A.“It’s one of them, for certain. The average cost of a tiny home is only around $20,000. But when you look at the costs and then factor in everything else, it’s really more than just saving money. Tiny living helps to reduce one’s carbon footprint. What’s more, the lifestyle really requires you to take stock of what’s important and make some significant decisions about where and how you want to live. It’s a little house, but it involves some pretty big thinking.”
Q. Who is buying and building these tiny homes?
A. “Believe it or not, 2 out of 5 tiny homes is owned by someone over 50 years old. Owners of tiny homes are individualists looking for something different; some fun in their lives. They’re principled, emotionally engaged, they know what they want and they go and get it. There’s a measure of pride and ownership building a home and a lifestyle like this. It’s like joining a club, of sorts, where tiny homeowners find a measure of identity and self-actualization through the investments and the decisions they make to embrace tiny living.”
Q. As a style influencer, what are some challenges you’d anticipate an owner of a tiny home might face selecting the right door hardware?
A. “It’s not the hardware that’s the challenge. All of our products are refined for user experience, aesthetics, quality – all without sacrificing security. And that’s regardless of application. For the owner of a tiny home, it really is a matter of finding products that fit the style and character of their house. That’s as true of the appliances they choose as it is of their door locks. These aren’t just boxes. This isn’t camping. These aren’t trailers. I liken them to those quaint motor court cottages that were popular in the 20’s and 30’s and they range in style from rustic to Victorian to ultra-modern. So, it’s important that we provide flexible styles and finishes that complement these homes, just as we would any home. And we do, along with the security and convenience people expect from Schlage.”
Q. Anything else a tiny living homeowner needs to prepare for, security-wise?
A. “There are a lot of important possessions that you would normally keep in a garage or shed at home that you wouldn’t have room for in a typical tiny house. Bicycles. Motorcycles. Utility and recreational vehicles. Your lawnmower. Your grill. Our sister company, Kryptonite, is known for its specialty locks and offers a wide selection of smart, serious security solutions. We have your tiny home secured, inside and out.”
“If you’re thinking about opening your home to guests, carefully weigh the pros and cons. Think it through from every angle. And prepare yourself and your home for the tremendous responsibility you’re taking on, as well as for the tremendous opportunity. Take advantage of the latest smart home technologies to ensure a great experience for you and your guests. And look to Schlage to provide the style, simplicity and security you’ll need, plus the peace of mind that can only come from a brand that’s this experienced and trusted.”
Q. With tiny homes often available as vacation rentals on Airbnb and similar platforms, are there any special security considerations?
A. “Home hosting is huge right now and it only makes sense that the tiny house and home hosting phenomenon would intersect at some point.
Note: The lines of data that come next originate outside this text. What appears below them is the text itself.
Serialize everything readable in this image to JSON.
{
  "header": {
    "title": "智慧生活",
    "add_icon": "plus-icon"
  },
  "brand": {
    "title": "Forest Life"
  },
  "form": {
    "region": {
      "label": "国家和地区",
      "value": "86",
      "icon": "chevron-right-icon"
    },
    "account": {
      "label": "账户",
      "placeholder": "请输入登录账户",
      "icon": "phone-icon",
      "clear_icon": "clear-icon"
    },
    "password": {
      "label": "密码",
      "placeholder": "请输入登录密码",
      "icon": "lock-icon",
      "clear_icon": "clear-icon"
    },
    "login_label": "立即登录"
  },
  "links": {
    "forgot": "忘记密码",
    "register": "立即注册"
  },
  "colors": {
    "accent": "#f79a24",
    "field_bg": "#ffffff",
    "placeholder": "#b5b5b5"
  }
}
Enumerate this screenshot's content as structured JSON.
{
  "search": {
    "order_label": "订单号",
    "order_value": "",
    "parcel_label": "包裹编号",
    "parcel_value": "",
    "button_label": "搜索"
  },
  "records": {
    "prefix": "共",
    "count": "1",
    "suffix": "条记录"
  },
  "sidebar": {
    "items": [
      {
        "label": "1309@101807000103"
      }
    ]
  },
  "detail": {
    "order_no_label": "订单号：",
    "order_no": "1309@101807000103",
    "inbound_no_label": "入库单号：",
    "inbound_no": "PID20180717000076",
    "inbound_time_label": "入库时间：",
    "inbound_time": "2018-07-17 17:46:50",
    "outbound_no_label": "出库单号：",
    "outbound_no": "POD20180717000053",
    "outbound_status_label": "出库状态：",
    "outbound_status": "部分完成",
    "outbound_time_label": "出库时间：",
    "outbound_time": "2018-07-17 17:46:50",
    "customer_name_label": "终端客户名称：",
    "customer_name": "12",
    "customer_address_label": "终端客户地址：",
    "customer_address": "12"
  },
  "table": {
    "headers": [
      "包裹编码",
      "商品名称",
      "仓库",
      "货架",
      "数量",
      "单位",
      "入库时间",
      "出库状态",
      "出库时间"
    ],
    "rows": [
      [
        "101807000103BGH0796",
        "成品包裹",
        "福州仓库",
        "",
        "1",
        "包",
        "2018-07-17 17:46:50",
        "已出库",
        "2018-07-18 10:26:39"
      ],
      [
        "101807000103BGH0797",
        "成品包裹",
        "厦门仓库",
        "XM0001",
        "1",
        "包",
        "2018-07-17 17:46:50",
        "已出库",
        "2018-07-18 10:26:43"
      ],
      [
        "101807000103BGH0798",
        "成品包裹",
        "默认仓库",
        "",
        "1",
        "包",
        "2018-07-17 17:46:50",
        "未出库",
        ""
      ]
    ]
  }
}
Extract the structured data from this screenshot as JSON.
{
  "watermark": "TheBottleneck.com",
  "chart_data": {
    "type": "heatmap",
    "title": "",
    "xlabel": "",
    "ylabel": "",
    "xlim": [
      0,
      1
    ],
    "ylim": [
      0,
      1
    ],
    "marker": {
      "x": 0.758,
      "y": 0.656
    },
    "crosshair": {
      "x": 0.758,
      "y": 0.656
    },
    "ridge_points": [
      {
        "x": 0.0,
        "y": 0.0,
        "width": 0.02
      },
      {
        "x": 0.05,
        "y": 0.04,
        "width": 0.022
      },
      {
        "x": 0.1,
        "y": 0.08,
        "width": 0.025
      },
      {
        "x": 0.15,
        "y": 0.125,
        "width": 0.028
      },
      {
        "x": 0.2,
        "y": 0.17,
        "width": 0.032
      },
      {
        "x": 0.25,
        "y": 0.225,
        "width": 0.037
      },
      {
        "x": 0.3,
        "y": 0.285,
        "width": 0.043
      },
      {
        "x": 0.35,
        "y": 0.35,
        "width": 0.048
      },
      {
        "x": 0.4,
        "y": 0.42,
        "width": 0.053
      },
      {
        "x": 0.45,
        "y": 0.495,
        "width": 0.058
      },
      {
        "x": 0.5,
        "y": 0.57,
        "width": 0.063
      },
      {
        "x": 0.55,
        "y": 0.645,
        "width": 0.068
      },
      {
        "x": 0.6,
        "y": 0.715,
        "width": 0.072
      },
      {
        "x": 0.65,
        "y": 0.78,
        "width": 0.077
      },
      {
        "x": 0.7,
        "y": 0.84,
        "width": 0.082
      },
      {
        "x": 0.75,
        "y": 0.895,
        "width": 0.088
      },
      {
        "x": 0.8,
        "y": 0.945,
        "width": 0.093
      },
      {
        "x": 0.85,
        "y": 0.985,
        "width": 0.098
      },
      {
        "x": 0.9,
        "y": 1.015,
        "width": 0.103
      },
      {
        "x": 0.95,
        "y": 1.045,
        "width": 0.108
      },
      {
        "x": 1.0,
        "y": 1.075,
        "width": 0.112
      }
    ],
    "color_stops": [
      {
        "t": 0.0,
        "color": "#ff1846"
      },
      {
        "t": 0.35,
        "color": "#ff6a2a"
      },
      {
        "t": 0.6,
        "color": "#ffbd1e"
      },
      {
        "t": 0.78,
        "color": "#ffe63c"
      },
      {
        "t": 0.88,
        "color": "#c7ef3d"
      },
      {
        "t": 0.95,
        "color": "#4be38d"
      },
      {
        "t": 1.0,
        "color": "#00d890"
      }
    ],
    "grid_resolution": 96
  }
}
Again, a tiny house is still a house, so security, convenience, affordability and style play just as important a role in determining one’s selection of door hardware. For instance, a Schlage programmable electronic lock or a smart lock would be ideal for the exterior doors. You get the convenience of an easily changeable and assignable code versus having to provide a key for your rental properties. And with smart locks, you’re providing the added benefits of managing home access using your smartphone. That goes for whatever size home you’re renting.”
Image and quote from Matt and Melina of @ourtinybeachhouse, minimalist DIYers who use Schlage locks.
Q. Do you see yourself living in a tiny house at some point?
A. “The simplicity, the style, the reduction of complications in one’s life – these have a real appeal to me. It’s just that by the time I made room for my more than 1,000 books on architecture and architectural design and all my art supplies, it would no longer be a tiny house!”